→ Your instructions: Copy out every entry, keeping each character the same.

---- Records shown

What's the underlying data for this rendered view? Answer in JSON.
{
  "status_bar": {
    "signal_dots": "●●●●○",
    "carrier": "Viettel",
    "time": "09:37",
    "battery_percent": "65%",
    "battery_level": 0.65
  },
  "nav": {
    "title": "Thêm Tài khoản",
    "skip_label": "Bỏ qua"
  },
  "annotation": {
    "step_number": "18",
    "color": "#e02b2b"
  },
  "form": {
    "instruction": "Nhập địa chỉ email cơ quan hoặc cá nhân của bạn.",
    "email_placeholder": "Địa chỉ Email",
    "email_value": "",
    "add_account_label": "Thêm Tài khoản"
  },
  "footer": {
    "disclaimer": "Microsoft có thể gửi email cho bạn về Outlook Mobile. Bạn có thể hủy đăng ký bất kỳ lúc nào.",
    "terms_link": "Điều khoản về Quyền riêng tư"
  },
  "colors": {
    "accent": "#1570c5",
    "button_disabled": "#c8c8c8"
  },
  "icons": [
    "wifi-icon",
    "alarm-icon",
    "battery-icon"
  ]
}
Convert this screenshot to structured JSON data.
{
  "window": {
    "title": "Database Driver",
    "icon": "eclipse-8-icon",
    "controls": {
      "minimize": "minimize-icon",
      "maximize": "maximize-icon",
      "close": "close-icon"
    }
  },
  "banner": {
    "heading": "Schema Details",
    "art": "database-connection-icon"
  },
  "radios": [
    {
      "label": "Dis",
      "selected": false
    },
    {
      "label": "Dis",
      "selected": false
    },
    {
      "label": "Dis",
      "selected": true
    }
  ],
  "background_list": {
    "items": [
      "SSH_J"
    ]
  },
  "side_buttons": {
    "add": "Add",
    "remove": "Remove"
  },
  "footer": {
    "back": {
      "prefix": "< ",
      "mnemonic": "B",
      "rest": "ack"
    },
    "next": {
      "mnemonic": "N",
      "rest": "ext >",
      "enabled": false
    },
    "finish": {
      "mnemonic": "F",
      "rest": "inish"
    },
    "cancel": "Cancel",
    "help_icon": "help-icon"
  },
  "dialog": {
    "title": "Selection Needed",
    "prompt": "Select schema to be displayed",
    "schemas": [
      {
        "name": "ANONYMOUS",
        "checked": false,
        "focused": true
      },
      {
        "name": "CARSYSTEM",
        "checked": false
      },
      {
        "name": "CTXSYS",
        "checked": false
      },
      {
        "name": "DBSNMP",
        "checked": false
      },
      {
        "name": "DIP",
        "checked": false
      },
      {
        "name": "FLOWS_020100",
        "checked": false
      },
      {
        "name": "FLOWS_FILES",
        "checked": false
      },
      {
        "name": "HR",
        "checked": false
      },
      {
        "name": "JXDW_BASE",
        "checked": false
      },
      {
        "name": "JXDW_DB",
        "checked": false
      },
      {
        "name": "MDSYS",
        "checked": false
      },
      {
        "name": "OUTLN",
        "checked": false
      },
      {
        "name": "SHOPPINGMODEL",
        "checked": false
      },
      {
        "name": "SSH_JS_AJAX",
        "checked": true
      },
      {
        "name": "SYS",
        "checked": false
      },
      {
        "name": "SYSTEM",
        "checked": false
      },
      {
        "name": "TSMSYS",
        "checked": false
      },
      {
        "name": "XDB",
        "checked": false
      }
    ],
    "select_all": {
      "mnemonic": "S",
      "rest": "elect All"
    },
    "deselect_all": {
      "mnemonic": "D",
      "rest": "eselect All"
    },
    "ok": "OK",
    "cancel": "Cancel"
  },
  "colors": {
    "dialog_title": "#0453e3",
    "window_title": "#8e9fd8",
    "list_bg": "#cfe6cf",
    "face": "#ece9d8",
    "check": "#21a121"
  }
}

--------

→ Solution to the problem:
What's the underlying data for this rendered view? Answer in JSON.
{
  "status_bar": {
    "signal_dots": "●●●●○",
    "carrier": "Viettel",
    "time": "09:37",
    "battery_percent": "65%",
    "battery_level": 0.65
  },
  "nav": {
    "title": "Thêm Tài khoản",
    "skip_label": "Bỏ qua"
  },
  "annotation": {
    "step_number": "18",
    "color": "#e02b2b"
  },
  "form": {
    "instruction": "Nhập địa chỉ email cơ quan hoặc cá nhân của bạn.",
    "email_placeholder": "Địa chỉ Email",
    "email_value": "",
    "add_account_label": "Thêm Tài khoản"
  },
  "footer": {
    "disclaimer": "Microsoft có thể gửi email cho bạn về Outlook Mobile. Bạn có thể hủy đăng ký bất kỳ lúc nào.",
    "terms_link": "Điều khoản về Quyền riêng tư"
  },
  "colors": {
    "accent": "#1570c5",
    "button_disabled": "#c8c8c8"
  },
  "icons": [
    "wifi-icon",
    "alarm-icon",
    "battery-icon"
  ]
}
Convert this screenshot to structured JSON data.
{
  "window": {
    "title": "Database Driver",
    "icon": "eclipse-8-icon",
    "controls": {
      "minimize": "minimize-icon",
      "maximize": "maximize-icon",
      "close": "close-icon"
    }
  },
  "banner": {
    "heading": "Schema Details",
    "art": "database-connection-icon"
  },
  "radios": [
    {
      "label": "Dis",
      "selected": false
    },
    {
      "label": "Dis",
      "selected": false
    },
    {
      "label": "Dis",
      "selected": true
    }
  ],
  "background_list": {
    "items": [
      "SSH_J"
    ]
  },
  "side_buttons": {
    "add": "Add",
    "remove": "Remove"
  },
  "footer": {
    "back": {
      "prefix": "< ",
      "mnemonic": "B",
      "rest": "ack"
    },
    "next": {
      "mnemonic": "N",
      "rest": "ext >",
      "enabled": false
    },
    "finish": {
      "mnemonic": "F",
      "rest": "inish"
    },
    "cancel": "Cancel",
    "help_icon": "help-icon"
  },
  "dialog": {
    "title": "Selection Needed",
    "prompt": "Select schema to be displayed",
    "schemas": [
      {
        "name": "ANONYMOUS",
        "checked": false,
        "focused": true
      },
      {
        "name": "CARSYSTEM",
        "checked": false
      },
      {
        "name": "CTXSYS",
        "checked": false
      },
      {
        "name": "DBSNMP",
        "checked": false
      },
      {
        "name": "DIP",
        "checked": false
      },
      {
        "name": "FLOWS_020100",
        "checked": false
      },
      {
        "name": "FLOWS_FILES",
        "checked": false
      },
      {
        "name": "HR",
        "checked": false
      },
      {
        "name": "JXDW_BASE",
        "checked": false
      },
      {
        "name": "JXDW_DB",
        "checked": false
      },
      {
        "name": "MDSYS",
        "checked": false
      },
      {
        "name": "OUTLN",
        "checked": false
      },
      {
        "name": "SHOPPINGMODEL",
        "checked": false
      },
      {
        "name": "SSH_JS_AJAX",
        "checked": true
      },
      {
        "name": "SYS",
        "checked": false
      },
      {
        "name": "SYSTEM",
        "checked": false
      },
      {
        "name": "TSMSYS",
        "checked": false
      },
      {
        "name": "XDB",
        "checked": false
      }
    ],
    "select_all": {
      "mnemonic": "S",
      "rest": "elect All"
    },
    "deselect_all": {
      "mnemonic": "D",
      "rest": "eselect All"
    },
    "ok": "OK",
    "cancel": "Cancel"
  },
  "colors": {
    "dialog_title": "#0453e3",
    "window_title": "#8e9fd8",
    "list_bg": "#cfe6cf",
    "face": "#ece9d8",
    "check": "#21a121"
  }
}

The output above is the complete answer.